SUPPLIED ENTRIES:
↓↓↓
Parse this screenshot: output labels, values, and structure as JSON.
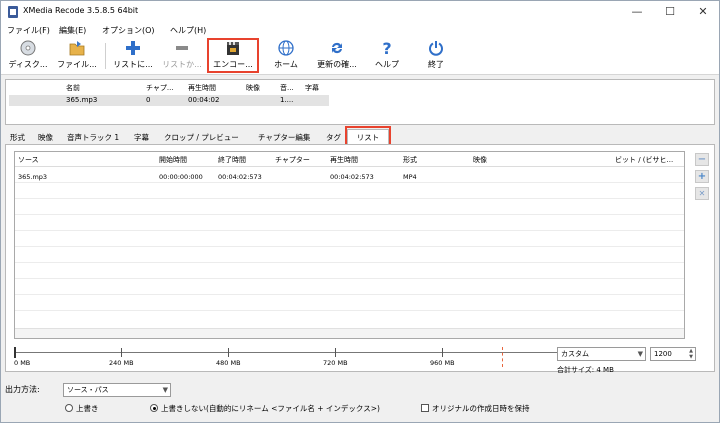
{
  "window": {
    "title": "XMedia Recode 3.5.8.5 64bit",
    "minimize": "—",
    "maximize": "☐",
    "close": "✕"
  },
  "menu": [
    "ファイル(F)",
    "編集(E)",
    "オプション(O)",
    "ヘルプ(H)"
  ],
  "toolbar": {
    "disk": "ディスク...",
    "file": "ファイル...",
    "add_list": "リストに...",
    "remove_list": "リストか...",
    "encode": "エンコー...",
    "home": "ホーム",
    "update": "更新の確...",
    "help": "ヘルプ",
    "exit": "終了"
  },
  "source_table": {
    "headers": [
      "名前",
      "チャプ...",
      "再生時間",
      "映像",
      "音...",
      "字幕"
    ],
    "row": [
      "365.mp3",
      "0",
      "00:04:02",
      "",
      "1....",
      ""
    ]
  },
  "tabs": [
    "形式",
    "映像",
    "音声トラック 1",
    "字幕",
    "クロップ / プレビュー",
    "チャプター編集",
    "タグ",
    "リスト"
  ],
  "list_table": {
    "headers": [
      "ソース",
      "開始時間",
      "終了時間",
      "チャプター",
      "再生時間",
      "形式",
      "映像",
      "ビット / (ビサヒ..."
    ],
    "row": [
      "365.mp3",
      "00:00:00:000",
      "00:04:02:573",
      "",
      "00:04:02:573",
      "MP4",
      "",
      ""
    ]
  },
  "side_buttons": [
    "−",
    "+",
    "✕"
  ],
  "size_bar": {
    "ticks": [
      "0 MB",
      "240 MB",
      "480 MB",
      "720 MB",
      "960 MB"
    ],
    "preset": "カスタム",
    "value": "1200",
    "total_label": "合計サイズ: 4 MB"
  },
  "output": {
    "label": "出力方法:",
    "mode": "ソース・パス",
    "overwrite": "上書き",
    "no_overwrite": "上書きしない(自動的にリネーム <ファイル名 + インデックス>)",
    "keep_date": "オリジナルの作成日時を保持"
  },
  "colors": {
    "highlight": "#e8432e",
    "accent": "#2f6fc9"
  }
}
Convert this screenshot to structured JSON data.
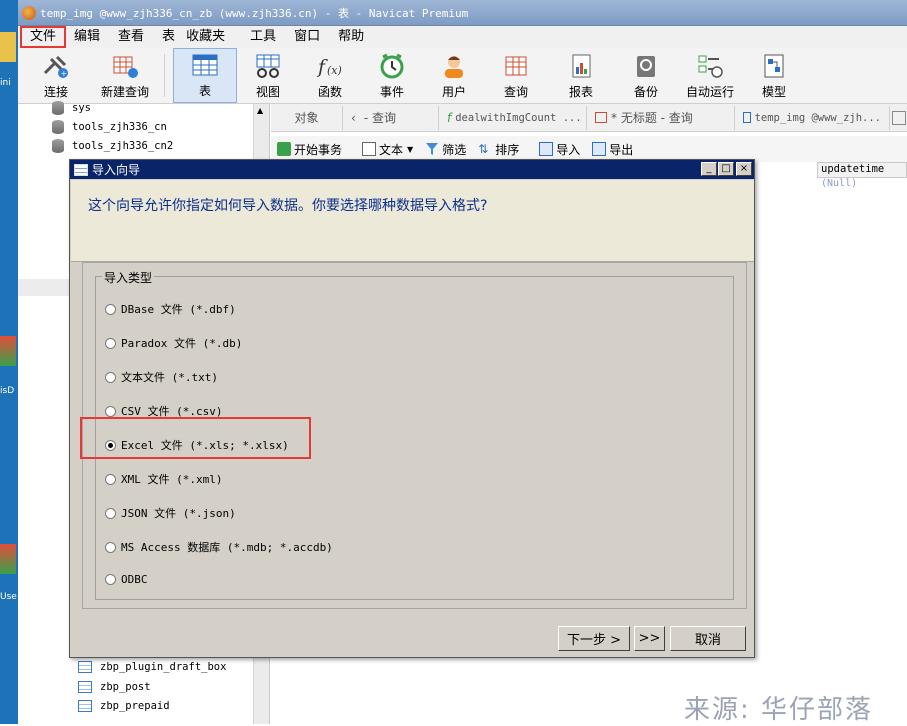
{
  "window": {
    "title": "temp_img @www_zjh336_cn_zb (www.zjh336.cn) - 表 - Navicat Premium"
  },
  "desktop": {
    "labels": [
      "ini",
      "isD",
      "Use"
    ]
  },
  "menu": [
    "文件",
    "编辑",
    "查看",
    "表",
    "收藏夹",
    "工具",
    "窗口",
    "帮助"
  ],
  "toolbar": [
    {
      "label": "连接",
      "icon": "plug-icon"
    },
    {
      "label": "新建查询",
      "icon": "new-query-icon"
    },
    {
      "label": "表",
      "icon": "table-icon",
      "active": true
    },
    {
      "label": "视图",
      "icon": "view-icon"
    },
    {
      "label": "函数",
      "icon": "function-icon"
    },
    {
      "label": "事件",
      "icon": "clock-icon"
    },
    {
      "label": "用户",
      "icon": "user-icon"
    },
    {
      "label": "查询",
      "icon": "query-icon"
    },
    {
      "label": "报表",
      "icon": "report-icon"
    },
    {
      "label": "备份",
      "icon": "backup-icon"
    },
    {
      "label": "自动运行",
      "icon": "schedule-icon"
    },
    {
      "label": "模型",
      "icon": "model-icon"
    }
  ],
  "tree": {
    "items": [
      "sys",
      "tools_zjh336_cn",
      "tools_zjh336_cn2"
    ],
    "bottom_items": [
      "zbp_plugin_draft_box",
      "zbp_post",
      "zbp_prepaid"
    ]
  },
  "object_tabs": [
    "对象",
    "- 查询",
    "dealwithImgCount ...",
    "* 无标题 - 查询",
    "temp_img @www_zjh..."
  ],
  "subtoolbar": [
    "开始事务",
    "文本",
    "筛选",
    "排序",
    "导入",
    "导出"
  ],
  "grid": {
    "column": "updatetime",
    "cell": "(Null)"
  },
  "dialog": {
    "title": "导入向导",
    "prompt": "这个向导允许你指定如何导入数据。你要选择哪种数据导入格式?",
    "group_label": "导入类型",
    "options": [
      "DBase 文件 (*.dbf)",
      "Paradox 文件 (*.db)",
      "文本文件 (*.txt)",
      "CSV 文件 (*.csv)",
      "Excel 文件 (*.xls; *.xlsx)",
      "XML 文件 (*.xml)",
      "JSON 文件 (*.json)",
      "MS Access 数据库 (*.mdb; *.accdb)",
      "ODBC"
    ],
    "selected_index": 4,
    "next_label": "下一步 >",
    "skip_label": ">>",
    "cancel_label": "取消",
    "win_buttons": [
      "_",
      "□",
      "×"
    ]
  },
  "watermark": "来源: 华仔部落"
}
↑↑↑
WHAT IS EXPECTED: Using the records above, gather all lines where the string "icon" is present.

TASK SOLUTION:
      "icon": "plug-icon"
      "icon": "new-query-icon"
      "icon": "table-icon",
      "icon": "view-icon"
      "icon": "function-icon"
      "icon": "clock-icon"
      "icon": "user-icon"
      "icon": "query-icon"
      "icon": "report-icon"
      "icon": "backup-icon"
      "icon": "schedule-icon"
      "icon": "model-icon"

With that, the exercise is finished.